(Stored records)
* * * * * * *

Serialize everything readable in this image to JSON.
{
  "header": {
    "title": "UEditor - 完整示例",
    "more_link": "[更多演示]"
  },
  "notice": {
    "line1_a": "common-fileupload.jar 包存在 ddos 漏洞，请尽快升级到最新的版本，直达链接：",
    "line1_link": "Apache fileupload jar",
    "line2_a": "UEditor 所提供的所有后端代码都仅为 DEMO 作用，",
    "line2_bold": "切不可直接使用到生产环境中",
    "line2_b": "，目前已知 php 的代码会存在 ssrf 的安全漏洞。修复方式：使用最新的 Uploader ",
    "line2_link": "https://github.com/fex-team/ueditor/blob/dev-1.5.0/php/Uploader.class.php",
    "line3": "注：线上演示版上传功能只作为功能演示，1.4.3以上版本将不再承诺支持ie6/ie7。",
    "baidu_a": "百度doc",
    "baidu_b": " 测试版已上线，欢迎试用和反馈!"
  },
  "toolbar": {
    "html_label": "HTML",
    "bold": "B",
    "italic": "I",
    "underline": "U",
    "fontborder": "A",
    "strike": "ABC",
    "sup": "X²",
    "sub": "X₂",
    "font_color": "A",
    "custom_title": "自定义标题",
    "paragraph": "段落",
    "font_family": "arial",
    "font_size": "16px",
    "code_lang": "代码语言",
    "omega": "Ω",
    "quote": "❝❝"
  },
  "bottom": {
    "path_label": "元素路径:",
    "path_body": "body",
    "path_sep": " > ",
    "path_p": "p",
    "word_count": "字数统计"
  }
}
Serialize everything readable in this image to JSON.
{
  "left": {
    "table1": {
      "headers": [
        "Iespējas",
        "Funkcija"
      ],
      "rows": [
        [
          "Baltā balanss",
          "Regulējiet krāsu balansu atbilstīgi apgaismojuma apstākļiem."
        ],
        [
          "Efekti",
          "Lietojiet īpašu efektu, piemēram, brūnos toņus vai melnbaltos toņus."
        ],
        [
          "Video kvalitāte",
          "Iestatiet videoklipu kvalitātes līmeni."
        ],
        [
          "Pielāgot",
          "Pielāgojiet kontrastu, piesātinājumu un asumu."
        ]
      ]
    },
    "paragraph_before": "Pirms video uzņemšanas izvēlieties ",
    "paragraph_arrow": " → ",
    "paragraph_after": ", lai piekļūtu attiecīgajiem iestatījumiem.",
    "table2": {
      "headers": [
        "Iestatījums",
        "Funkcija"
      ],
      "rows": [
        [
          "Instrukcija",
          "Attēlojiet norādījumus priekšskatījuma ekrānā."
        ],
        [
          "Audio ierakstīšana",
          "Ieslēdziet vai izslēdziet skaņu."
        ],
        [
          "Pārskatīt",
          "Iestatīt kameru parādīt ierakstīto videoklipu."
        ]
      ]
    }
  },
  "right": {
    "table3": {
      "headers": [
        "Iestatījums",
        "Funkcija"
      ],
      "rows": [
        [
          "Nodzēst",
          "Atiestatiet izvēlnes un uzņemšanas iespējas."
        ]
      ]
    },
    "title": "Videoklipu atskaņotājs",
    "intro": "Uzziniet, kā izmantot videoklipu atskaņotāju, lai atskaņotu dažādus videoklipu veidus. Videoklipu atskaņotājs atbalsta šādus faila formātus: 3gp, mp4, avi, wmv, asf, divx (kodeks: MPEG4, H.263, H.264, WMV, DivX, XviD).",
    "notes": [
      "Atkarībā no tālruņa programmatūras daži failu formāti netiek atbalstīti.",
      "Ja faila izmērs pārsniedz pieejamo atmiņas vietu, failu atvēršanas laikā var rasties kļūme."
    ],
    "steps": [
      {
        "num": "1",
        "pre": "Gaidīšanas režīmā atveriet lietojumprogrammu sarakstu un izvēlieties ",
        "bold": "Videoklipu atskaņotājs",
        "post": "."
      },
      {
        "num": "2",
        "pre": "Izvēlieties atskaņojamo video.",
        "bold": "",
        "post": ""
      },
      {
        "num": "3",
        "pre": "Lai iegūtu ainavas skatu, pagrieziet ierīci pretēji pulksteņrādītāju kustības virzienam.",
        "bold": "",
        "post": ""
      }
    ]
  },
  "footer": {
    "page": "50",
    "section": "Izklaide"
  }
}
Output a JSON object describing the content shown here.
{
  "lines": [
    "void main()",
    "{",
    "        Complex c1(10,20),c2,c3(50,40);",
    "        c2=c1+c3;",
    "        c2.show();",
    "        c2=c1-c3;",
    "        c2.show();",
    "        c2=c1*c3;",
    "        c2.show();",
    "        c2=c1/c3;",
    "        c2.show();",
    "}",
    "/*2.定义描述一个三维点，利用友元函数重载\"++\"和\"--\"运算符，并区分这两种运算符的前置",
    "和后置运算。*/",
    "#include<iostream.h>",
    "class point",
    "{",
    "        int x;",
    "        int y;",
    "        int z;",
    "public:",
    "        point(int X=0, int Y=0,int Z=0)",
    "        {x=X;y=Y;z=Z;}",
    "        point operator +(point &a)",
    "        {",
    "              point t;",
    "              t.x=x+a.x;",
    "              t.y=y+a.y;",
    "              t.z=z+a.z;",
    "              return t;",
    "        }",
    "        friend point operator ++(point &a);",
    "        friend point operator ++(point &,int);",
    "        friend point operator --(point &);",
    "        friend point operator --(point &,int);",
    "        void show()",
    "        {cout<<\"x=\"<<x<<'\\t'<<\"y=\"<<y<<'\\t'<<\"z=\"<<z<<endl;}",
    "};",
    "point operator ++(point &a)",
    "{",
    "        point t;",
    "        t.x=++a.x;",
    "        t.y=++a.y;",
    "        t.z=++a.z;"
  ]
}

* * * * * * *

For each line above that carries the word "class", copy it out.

    "line2_link": "https://github.com/fex-team/ueditor/blob/dev-1.5.0/php/Uploader.class.php",
    "class point",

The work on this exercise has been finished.